Quiet discomfort

Uneasily waiting to do nothing, it’s the feeling of doors slowly closing, and hesitating for just a moment before it does.

Silence is barely comforting.

Such a feeble heart for such an iron encased mind. There’s enough space to breathe in and exhale, yet the most arid air can still feel smothering. Resuscitation is always possible, but I barely feel capable of accepting a breath.

It seems the longer I wait, the harder it gets to breathe. Floating adrift a sea of stars and lanterns, there are trees of bamboo limbs sprouting in astronomical speed. My body hasn’t been submerged yet, but I can feel these gentle fingers pulling down from my chest, barely giving me enough space to recoil my ribs forward. And yet I lie here listlessly, waiting and expecting to be asphyxiated by an unknown force – an unknown body or unknown power. I make no effort to push my face forward or tilt forward. Lethargy seems to have overtaken any part of my life. I’m giving up.

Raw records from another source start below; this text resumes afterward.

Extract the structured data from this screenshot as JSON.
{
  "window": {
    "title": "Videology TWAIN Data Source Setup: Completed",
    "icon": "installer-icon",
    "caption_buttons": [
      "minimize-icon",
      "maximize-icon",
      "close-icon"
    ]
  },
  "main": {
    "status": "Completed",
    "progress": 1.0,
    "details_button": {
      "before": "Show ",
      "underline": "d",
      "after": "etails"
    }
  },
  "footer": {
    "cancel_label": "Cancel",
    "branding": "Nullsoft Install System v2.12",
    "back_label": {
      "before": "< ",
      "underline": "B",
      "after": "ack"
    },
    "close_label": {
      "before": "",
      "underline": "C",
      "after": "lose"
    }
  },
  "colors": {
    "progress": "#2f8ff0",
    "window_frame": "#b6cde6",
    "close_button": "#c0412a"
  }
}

Is this sea even water? It feels almost heavier – more silk-like or gel-like. Is this blood?

Stripped and bare, I feel the wavering loss of consciousness, and I barely feel contented. It’s scary. It’s overbearing.

I’ve been impaled, feeling ravels of my bowel being looped like a ball of yarn. It’s hard to scream with a mouth full of blood.

Atop the bamboo, I see a hooded figure. Lifeless. Literally – it is none other than the robe I once wore before being disrobed. It beckons me to take shelter within it, yet it feels harder to grasp for the longer I wait – the silk, thick austere robe of red. Red like opium poppies. Red like blood.

It’ll take me that much longer to ponder my priorities. My skin does not blanche more than it already has.


Quell the angry voices.

» Keep reading.

Sickness and scientific hodgepodge

Have you ever wondered what it felt like to honestly be ‘sick’?

» Keep reading.


Prom queens, rugby jocks, fraternities and sororities – gather one collectively to create the North American ideal and the pride of every immigrant parent. Let’s not mention what goes bump in the night, though.

» Keep reading.